#### [WORK INSTRUCTIONS]
In the entries below, count every line that has the string "name", and answer with that count alone.

+ + + + +

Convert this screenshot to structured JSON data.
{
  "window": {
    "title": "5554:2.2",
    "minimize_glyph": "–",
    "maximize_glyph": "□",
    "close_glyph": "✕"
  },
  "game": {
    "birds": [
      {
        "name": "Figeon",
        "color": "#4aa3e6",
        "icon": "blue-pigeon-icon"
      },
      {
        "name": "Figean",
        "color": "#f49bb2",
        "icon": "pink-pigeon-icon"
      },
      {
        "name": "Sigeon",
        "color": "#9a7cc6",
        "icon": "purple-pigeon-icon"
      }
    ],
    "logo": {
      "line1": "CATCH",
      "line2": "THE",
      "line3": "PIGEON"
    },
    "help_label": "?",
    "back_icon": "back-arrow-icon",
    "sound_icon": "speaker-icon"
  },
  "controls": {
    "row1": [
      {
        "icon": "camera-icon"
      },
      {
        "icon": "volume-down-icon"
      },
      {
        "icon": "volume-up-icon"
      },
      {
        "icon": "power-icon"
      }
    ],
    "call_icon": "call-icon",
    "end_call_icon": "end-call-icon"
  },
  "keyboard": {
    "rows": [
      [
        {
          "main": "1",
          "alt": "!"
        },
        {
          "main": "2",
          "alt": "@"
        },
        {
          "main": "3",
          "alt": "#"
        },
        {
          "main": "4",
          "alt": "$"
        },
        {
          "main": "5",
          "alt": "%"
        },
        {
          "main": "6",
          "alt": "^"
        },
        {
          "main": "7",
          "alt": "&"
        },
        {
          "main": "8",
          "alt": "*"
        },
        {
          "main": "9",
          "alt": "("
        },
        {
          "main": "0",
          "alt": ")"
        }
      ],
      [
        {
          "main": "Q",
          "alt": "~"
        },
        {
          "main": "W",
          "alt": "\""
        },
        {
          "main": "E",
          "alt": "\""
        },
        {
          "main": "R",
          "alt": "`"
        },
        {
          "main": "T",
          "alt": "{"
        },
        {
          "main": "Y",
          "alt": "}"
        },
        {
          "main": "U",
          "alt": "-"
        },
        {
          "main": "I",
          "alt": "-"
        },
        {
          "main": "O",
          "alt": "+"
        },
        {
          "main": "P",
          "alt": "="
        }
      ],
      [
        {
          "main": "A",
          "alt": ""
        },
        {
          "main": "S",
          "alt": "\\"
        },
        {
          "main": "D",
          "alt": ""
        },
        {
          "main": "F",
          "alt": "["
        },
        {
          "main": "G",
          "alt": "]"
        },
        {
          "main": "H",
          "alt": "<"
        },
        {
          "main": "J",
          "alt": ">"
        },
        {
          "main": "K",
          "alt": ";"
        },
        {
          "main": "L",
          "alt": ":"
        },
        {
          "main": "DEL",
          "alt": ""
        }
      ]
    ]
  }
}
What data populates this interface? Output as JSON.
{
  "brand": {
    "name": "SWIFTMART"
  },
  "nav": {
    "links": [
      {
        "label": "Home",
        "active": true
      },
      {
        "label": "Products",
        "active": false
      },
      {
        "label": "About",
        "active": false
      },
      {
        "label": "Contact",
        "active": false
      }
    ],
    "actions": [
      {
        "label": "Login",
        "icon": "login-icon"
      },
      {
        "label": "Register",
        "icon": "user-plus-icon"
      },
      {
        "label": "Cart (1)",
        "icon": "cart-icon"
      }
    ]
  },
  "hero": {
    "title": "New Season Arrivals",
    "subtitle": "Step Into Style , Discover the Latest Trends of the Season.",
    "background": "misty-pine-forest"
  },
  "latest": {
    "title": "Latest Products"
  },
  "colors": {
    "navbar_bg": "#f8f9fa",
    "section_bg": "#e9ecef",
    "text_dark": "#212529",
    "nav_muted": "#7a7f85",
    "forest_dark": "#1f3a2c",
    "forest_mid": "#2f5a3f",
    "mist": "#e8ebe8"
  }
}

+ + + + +

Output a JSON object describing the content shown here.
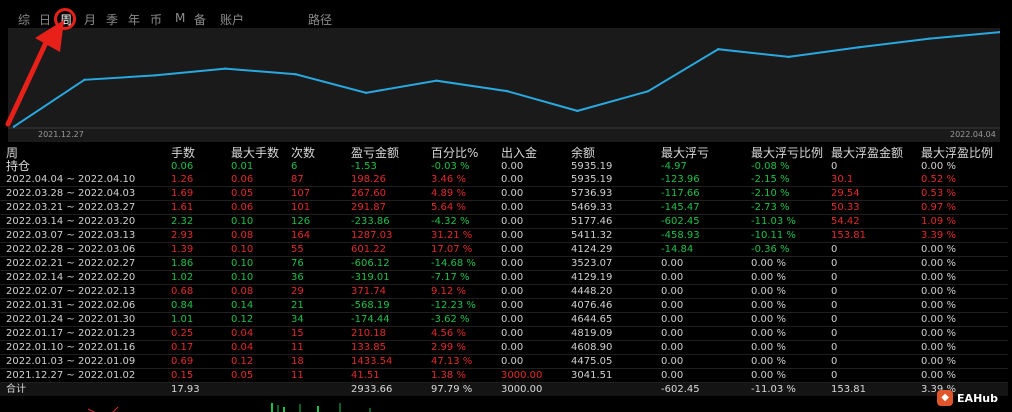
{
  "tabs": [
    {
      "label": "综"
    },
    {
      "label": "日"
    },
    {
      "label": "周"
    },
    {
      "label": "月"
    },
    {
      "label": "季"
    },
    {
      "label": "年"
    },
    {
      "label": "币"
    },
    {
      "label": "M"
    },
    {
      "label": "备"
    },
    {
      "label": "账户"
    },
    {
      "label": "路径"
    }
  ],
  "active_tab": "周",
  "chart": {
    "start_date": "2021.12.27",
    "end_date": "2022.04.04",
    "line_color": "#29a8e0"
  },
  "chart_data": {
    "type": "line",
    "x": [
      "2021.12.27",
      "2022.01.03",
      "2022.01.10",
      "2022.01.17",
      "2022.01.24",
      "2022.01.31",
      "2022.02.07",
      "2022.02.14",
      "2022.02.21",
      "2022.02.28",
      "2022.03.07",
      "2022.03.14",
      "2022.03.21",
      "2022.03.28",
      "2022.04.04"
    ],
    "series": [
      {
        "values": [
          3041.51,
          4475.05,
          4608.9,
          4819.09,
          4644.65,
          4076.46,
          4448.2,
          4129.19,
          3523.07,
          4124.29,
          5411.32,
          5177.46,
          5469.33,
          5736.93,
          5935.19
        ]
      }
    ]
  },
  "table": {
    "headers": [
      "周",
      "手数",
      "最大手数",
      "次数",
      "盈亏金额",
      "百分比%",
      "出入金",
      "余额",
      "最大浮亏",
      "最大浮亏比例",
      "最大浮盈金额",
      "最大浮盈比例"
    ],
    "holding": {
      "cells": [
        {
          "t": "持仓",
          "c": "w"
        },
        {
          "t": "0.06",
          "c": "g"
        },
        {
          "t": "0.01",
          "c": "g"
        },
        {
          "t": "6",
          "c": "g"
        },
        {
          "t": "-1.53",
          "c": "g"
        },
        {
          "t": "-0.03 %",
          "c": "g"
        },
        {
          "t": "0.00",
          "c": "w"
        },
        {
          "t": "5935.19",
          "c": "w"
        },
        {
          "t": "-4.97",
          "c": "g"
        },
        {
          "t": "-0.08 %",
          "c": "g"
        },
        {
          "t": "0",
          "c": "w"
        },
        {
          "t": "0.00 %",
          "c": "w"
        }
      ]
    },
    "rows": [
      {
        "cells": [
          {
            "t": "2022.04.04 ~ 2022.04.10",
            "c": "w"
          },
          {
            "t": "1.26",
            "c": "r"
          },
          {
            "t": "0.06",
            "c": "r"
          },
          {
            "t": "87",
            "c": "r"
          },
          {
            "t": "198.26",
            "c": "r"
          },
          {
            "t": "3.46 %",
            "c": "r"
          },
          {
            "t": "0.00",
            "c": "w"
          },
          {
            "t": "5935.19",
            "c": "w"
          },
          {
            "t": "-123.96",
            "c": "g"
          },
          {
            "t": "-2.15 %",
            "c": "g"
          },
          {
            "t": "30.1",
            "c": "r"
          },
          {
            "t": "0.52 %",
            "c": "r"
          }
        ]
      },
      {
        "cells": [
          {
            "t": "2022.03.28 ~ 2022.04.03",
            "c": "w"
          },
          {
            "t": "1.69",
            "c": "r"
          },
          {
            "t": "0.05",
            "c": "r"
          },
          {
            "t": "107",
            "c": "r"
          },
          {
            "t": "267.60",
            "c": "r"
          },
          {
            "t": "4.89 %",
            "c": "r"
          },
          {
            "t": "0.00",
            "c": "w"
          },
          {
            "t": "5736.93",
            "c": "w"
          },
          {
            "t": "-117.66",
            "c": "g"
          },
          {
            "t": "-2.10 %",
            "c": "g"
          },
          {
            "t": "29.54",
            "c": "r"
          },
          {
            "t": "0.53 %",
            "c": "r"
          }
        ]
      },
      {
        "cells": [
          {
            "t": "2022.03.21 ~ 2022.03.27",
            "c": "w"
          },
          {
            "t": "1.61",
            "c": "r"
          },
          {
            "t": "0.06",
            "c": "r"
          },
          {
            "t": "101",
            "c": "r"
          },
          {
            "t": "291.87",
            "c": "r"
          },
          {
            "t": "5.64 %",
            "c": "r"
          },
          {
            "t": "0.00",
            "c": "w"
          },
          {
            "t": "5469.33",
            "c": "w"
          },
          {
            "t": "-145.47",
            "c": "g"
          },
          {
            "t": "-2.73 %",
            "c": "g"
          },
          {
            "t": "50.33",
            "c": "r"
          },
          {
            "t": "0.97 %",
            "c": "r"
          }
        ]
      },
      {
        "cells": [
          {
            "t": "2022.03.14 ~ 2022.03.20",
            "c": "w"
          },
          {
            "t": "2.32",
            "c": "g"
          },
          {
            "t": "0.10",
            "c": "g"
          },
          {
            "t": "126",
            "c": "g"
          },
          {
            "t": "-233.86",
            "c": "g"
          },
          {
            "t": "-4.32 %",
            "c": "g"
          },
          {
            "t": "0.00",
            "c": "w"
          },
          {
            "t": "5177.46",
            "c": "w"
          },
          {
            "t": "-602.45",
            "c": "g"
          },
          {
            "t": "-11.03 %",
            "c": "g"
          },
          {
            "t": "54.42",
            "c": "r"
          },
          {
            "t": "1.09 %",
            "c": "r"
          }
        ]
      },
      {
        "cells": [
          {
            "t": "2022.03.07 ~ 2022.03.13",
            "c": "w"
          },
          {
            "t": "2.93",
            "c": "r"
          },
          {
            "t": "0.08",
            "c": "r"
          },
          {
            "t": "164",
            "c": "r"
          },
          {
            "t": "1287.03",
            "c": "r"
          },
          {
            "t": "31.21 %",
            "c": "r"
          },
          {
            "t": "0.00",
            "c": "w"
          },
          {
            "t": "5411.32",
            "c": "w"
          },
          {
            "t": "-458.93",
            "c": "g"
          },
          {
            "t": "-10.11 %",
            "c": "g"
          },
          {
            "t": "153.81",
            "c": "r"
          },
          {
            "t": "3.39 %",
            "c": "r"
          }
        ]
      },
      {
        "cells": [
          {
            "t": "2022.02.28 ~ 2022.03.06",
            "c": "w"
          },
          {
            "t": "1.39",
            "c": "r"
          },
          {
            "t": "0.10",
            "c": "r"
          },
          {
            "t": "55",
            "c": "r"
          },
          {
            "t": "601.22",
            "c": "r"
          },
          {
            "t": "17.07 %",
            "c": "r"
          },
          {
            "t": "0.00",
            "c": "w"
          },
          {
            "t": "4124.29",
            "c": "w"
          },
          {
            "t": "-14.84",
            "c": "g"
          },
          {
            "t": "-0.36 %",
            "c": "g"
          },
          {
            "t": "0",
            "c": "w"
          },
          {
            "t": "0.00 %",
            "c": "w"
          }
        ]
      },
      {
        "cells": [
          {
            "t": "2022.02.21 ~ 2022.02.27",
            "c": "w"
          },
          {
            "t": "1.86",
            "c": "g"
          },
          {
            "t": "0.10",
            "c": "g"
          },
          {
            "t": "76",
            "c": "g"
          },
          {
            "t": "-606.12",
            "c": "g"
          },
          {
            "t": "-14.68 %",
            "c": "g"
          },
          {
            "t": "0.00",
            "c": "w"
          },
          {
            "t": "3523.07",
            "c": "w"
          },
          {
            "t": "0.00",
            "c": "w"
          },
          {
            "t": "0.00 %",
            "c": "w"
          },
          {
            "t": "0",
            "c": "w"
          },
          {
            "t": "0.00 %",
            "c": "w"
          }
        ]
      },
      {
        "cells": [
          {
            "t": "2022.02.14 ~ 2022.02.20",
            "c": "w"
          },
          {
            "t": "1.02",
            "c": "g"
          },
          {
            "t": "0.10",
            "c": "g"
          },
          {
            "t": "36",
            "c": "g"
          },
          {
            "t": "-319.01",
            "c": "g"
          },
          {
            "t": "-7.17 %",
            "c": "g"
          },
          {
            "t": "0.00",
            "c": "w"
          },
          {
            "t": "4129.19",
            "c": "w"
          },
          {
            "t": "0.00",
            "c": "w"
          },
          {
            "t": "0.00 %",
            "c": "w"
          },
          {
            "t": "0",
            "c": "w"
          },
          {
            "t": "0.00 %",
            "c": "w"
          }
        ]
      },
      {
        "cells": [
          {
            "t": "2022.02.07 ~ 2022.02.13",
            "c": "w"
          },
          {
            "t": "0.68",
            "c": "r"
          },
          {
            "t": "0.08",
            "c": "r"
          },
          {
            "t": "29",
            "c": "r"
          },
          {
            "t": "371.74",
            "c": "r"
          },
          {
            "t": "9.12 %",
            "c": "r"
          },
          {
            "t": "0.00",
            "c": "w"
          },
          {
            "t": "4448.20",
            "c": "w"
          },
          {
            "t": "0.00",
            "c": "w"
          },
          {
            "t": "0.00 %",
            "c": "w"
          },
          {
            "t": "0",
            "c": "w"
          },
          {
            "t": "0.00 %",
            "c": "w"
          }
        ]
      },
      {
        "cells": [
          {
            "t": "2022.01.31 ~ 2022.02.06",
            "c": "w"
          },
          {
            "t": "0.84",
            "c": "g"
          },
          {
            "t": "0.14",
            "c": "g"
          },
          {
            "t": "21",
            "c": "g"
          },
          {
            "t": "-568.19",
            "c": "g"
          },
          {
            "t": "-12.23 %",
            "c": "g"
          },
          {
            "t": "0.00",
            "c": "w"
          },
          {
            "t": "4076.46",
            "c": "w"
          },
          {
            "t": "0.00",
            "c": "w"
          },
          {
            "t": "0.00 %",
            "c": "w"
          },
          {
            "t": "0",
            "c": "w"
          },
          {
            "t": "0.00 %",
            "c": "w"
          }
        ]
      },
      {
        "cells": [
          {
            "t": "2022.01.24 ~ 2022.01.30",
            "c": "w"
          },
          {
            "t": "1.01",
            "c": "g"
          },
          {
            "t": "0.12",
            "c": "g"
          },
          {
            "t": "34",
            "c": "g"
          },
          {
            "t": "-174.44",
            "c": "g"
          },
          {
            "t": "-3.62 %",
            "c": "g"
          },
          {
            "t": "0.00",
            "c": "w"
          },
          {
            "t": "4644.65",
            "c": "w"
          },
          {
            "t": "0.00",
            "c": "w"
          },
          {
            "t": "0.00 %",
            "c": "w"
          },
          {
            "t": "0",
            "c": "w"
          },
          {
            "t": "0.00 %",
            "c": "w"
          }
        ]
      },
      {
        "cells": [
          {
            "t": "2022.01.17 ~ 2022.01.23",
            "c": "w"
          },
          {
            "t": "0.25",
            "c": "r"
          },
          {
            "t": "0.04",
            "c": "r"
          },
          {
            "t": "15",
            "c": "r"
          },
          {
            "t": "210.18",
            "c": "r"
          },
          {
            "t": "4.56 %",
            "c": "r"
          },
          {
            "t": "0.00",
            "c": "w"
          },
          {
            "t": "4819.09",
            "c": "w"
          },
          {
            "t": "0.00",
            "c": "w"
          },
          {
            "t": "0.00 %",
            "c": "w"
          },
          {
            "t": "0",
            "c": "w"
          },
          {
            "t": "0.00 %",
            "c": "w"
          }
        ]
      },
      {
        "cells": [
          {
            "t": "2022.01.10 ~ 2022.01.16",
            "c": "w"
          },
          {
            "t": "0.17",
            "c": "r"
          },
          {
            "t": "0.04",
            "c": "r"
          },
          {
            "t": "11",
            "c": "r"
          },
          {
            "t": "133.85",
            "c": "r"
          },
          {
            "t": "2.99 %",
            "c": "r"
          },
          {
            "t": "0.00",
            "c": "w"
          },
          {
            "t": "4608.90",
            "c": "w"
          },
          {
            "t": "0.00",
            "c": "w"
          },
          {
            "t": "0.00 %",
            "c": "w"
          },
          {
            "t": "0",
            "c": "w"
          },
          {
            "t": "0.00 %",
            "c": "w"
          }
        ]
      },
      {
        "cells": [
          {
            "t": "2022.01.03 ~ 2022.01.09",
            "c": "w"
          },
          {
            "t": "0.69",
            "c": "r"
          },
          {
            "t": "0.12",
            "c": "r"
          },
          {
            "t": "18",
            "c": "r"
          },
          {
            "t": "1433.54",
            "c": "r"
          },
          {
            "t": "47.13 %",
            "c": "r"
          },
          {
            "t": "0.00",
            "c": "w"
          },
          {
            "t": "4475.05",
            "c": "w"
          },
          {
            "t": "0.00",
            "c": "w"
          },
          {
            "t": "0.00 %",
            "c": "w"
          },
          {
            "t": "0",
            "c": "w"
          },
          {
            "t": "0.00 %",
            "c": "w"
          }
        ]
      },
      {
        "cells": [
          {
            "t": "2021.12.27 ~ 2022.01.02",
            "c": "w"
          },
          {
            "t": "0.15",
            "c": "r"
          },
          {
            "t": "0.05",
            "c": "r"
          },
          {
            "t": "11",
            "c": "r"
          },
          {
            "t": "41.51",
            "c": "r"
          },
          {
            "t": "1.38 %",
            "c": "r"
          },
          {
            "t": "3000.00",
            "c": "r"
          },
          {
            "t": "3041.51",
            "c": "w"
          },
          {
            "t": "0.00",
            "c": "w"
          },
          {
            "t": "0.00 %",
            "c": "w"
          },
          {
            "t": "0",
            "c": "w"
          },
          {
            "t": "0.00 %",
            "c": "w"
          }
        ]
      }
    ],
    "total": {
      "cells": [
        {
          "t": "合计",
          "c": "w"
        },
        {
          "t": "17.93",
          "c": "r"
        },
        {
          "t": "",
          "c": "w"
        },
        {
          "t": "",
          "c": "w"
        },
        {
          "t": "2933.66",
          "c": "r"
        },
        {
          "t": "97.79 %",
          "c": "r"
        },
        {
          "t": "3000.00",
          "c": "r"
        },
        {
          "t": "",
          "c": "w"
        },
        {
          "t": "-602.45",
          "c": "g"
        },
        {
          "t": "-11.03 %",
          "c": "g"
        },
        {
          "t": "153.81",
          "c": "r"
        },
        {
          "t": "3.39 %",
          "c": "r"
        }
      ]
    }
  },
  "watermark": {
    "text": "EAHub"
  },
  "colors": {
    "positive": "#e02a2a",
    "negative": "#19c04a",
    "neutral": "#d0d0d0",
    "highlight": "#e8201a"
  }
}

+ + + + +

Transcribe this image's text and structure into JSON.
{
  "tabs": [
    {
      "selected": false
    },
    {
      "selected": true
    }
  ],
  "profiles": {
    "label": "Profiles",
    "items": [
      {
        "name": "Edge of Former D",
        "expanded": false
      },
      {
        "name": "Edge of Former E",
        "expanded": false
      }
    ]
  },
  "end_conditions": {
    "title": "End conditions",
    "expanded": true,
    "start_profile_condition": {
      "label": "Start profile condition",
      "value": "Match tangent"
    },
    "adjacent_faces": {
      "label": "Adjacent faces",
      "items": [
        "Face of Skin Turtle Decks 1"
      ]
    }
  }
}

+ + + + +

#### [RESPONSE BOX]
6